ponhea leu district, Kandal province – Quick-thinking villagers beat government officials to the clean-up earlier this month when 10,000 liters of refined diesel leaked from a storage tank into the Tonle Sap River 30 minutes north of Phnom Penh, witnesses said Monday.
Much of the spill was cleaned up by enterprising villagers near the facility, who saw the chance to earn some money by skimming the diesel into buckets and selling the fuel at road-side stands for a discount price of 800 riel per liter.
Environmental impacts were still unclear Monday. Heng Nareth, director of the pollution control department in the Ministry of Environment, said that he had no accurate information about the Dec 12 spill but would send officials to the scene.
Witnesses said the source of the leak was a storage tank in the Sokimex facility in Kandal province.
An employee of the facility, who declined to be named for fear of losing his job, blamed the leak on a faulty valve clogged with grit.
But Sokimex President Sok Kong denied Monday that the spill originated from the facility, and blamed instead the Tela fuel company next door.
Tela officials could not be reached for comment.
Kandal Province Governor Tep Nannary said he has sent provincial officials to check whether there is an environmental impact.
The leak started in the middle of the night Dec 12, villagers said, and by morning the riverbank near their floating homes was polluted with the diesel.
Although the fuel leaked into the water, it did not threaten the drinking supply, said Ek Sun, director of the municipal water supply authority.
Diesel floats, he explained, and the city draws its water from 5 meters below the surface.
Villagers reported no health or environmental impacts Monday, talking instead of the business created by the spill.
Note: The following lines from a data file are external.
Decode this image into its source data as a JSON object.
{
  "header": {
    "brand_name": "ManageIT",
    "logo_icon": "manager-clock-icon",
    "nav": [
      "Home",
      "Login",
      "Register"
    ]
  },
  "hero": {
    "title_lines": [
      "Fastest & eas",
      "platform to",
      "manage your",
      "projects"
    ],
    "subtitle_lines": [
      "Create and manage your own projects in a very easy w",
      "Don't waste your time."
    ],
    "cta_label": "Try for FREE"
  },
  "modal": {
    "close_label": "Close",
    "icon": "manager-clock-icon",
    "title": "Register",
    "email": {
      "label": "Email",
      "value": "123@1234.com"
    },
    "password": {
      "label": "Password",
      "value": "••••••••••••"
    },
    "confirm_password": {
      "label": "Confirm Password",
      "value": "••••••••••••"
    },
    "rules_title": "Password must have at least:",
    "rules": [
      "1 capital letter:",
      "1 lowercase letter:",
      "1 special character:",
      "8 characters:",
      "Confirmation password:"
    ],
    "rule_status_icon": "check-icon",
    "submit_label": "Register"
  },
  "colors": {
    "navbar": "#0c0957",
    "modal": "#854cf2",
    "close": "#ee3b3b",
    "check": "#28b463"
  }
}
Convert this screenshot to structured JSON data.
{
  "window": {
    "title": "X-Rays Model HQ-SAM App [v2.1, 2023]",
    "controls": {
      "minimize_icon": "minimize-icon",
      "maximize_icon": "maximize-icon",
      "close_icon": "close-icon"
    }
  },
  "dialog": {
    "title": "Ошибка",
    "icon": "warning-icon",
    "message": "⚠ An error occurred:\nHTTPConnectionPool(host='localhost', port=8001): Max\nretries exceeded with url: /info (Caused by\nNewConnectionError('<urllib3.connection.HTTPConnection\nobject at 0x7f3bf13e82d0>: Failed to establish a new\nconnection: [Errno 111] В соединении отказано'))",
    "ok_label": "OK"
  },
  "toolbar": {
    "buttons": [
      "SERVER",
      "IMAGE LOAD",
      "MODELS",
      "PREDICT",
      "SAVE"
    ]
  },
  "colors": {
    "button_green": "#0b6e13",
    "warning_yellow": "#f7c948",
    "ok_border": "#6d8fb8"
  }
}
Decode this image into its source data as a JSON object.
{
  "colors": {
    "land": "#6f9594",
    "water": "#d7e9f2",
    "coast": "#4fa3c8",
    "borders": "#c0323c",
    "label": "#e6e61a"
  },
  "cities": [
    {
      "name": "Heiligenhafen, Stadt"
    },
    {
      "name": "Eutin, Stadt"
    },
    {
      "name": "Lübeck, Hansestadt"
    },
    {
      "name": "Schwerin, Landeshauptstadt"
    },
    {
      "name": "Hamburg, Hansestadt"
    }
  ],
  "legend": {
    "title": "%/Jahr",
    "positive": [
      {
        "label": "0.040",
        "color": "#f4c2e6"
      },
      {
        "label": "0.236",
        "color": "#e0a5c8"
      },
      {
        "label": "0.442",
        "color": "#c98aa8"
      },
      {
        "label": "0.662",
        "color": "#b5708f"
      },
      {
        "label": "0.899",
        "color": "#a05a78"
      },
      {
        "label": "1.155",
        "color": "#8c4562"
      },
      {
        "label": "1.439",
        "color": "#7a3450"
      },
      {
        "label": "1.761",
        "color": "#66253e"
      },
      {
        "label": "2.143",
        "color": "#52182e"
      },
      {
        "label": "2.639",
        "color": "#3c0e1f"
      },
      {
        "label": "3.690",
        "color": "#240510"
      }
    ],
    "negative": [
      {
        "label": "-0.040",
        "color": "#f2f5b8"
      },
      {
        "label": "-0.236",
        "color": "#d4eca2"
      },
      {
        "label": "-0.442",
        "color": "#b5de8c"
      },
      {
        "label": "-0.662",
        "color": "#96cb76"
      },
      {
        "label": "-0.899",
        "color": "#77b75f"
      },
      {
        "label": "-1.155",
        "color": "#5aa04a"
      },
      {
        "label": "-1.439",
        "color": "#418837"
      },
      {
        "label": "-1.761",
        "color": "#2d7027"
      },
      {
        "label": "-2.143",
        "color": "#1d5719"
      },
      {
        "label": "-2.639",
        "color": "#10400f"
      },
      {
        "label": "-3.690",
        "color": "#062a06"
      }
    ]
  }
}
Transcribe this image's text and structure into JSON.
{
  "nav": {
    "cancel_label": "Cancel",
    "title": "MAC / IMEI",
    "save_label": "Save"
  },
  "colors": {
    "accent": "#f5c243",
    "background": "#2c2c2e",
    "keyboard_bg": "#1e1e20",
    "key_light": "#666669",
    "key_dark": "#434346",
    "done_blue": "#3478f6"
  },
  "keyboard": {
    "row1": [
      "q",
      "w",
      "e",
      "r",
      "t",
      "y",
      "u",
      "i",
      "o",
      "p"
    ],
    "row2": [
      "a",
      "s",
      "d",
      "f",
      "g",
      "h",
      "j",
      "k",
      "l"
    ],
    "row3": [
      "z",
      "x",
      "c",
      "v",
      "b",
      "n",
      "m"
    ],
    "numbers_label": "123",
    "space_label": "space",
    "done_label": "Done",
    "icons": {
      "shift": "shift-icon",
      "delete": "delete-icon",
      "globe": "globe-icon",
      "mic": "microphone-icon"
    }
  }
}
Toeng Seung, a 67-year-old fisherman, said he smelled fuel on the night of Dec 12 and woke to find his neighbors already in their boats with flashlights and buckets.
Smelling an opportunity, he began to do the same, eventually collecting 90 liters of fuel and earning from 700 to 800 riel per liter.
In addition to earning immediate rewards, the villagers’ actions may have lessened the environmental impact of the leak, according to one environmental expert, who asked not to be named.
But the expert cautioned that Cambodia sorely lacks the disaster preparedness it needs to contain such leaks.
“Maybe we got lucky this time,” he said.